QUOTE]

Aren't we going about this backwards? Shouldn't we decide how much light in terms Footcandles and Lamberts (hope I got that right) we are going to need to adequately light this feature and then match that to the bulb that is necessary to achieve those results first before we decide which fixture is going to house our bulb/s?

JoeyD
08-14-2008, 01:57 PM
[QUOTE=JoeyD;2465904]

Frankly if there was the possibility of a planter bed and uplighting with a wall wash would be an option then I wouldnt use the Stellar anyway, I would go right to the Starburst and then decide if the supplied MR16 or the supplied 35w Astro Brite was the right lamp. I know I have some pcitures of some lit signs just like this one, using both Stellars and Starbursts I just cant seem to spot them in my files.

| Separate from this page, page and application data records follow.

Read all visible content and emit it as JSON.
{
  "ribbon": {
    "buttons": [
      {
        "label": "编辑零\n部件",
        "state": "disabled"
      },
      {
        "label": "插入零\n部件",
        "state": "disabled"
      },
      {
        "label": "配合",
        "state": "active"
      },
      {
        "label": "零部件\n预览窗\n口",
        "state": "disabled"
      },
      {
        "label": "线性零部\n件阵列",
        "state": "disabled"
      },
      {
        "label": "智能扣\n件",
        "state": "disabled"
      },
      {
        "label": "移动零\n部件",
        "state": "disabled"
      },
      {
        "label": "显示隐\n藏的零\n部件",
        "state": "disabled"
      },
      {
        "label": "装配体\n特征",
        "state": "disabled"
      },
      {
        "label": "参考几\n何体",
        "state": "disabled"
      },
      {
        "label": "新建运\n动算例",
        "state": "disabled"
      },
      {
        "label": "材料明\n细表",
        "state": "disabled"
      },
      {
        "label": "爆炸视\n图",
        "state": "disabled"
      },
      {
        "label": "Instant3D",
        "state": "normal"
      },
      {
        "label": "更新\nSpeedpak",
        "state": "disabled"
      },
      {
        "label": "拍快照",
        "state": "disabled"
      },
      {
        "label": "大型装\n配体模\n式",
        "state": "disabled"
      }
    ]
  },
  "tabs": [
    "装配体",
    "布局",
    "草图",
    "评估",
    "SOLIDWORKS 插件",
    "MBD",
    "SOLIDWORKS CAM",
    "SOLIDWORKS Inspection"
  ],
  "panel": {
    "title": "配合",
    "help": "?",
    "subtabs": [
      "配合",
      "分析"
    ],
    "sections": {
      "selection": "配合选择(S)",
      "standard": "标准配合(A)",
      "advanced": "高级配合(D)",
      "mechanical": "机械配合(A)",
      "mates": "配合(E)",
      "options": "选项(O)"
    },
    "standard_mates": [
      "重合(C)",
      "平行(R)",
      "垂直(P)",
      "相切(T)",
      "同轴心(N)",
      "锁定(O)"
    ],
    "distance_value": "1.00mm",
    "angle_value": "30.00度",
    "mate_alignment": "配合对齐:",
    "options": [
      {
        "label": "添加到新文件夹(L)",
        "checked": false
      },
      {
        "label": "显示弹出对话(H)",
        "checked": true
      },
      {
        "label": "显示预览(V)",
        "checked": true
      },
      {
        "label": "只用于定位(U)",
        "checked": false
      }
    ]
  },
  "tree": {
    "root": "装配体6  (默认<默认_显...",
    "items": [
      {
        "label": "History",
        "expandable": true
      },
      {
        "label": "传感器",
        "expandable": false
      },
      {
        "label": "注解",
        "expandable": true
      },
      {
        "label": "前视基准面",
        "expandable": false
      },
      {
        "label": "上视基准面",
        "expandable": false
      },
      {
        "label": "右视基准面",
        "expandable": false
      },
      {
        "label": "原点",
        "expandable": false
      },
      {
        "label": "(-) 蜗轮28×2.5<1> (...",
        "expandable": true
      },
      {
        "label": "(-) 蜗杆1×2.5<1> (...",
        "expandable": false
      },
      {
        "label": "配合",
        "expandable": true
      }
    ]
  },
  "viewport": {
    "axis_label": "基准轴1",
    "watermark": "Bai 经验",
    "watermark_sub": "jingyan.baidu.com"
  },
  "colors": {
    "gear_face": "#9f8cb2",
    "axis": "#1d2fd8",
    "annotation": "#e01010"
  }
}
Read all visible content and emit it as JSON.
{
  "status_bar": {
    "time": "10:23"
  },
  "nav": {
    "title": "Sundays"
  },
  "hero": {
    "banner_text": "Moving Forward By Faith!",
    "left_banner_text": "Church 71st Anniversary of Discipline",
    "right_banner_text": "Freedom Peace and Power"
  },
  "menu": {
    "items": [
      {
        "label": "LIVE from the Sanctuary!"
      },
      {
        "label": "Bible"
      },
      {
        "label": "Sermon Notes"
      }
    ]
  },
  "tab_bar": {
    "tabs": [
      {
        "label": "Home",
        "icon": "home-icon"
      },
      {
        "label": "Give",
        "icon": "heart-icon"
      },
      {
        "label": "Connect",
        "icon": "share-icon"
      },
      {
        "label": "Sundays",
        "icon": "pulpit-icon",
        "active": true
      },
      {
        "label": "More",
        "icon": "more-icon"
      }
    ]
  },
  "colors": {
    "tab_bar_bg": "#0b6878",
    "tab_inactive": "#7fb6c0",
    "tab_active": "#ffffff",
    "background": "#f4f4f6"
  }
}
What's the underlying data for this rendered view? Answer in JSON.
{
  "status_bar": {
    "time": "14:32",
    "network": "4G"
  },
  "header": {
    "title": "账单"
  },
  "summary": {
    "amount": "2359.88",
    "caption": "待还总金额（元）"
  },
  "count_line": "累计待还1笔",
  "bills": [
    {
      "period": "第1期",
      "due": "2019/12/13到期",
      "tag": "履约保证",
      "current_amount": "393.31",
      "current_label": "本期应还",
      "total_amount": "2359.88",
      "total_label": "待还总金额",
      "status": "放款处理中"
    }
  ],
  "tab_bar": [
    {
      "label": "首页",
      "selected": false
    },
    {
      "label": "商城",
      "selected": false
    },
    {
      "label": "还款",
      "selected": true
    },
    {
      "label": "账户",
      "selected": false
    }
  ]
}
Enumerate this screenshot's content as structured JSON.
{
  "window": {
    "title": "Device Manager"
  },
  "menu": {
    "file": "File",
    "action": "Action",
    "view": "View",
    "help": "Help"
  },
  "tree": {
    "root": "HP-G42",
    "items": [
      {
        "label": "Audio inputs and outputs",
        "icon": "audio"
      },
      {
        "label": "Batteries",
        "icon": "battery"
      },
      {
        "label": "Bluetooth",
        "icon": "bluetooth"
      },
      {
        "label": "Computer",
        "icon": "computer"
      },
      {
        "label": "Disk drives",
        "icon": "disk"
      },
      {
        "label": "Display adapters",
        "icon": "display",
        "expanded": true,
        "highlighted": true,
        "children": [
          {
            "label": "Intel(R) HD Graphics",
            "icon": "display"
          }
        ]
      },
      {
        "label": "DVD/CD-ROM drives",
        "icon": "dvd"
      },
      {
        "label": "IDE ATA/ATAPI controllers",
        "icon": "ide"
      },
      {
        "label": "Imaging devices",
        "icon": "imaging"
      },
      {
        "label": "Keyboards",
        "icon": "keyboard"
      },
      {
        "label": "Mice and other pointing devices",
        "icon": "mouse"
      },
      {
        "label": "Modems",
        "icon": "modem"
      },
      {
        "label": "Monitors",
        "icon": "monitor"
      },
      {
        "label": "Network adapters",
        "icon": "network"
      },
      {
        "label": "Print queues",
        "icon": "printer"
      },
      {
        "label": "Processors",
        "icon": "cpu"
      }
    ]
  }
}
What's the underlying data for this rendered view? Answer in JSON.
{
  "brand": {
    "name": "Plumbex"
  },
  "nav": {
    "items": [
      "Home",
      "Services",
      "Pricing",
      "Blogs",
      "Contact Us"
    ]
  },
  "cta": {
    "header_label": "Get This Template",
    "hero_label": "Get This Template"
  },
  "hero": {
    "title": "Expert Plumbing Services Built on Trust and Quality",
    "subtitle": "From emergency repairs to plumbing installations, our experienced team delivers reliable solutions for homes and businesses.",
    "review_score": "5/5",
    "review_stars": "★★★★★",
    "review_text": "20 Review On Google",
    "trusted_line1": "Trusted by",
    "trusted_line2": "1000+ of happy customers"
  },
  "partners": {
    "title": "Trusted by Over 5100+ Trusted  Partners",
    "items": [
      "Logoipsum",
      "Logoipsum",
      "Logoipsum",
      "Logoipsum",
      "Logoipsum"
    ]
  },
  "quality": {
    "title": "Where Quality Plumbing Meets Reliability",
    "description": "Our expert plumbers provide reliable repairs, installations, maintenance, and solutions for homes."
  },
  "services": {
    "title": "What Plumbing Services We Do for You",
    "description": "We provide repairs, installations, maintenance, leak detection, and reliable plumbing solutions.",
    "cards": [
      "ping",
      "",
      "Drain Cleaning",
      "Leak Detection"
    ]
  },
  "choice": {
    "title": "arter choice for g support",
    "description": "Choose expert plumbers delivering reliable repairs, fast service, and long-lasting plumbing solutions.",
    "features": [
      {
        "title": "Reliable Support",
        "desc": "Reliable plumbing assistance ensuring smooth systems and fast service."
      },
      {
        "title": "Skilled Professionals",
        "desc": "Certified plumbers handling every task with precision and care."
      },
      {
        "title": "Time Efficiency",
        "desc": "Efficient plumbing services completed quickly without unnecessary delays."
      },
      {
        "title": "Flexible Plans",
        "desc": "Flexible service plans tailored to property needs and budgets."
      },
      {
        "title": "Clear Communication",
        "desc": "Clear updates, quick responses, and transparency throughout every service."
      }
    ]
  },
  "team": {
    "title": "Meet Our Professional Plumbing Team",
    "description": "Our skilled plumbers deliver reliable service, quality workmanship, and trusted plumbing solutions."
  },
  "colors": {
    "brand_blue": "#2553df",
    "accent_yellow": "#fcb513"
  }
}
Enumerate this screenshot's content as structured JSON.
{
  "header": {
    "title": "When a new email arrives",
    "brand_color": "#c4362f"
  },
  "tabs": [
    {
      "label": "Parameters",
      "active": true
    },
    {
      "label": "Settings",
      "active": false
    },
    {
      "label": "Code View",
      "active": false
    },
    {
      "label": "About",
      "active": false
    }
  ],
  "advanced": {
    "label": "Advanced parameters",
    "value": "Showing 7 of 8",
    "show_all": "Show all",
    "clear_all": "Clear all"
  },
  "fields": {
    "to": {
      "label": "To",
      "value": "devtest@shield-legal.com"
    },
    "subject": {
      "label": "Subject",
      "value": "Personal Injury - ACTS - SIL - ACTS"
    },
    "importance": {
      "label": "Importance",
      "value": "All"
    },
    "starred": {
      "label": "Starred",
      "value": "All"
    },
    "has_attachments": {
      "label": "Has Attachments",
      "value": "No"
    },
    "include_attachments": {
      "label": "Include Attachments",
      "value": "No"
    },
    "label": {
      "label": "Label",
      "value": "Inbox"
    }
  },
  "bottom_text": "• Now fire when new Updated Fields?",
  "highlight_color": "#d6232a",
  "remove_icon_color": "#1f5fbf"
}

QUOTE]

Aren't we going about this backwards? Shouldn't we decide how much light in terms Footcandles and Lamberts (hope I got that right) we are going to need to adequately light this feature and then match that to the bulb that is necessary to achieve those results first before we decide which fixture is going to house our bulb/s?

I think Lumens was the term you were hunting for Tim. And yes that is the "designers" way of establishing a fixture. Know what kind of Lumen or Footcandles it will take to light the surface or is required to light the surface. At that point you will select the best lamp to do this. After that you will then select the best fixture to house that lamp.

Unfortunatley most of us hands on lighting designers dont always know what kind of foot candle or lumen output is going to be required. We kind of defer our decision to experience and decide how to light something based upon our own and others experiences. In most cases it is a process of trial and error, experimenting with lenses and beam spreads.

Lite4
08-14-2008, 02:22 PM
This is true. When you do it enough you pretty much know what it will take for most applications. There are those strange ones from time to time.

JoeyD
08-14-2008, 02:43 PM
In some cases, especially in commercial you will have minimum FC requirements or in some dark sky situations you will have max Lumens allowed requirements. So it is important to know or atleast be able to obtain this type of information.

We are currently working to have all of our fixtures measured for photometrics so that we dont have to rely on the lamp manufacturers ratings which always change once installed into a fixture.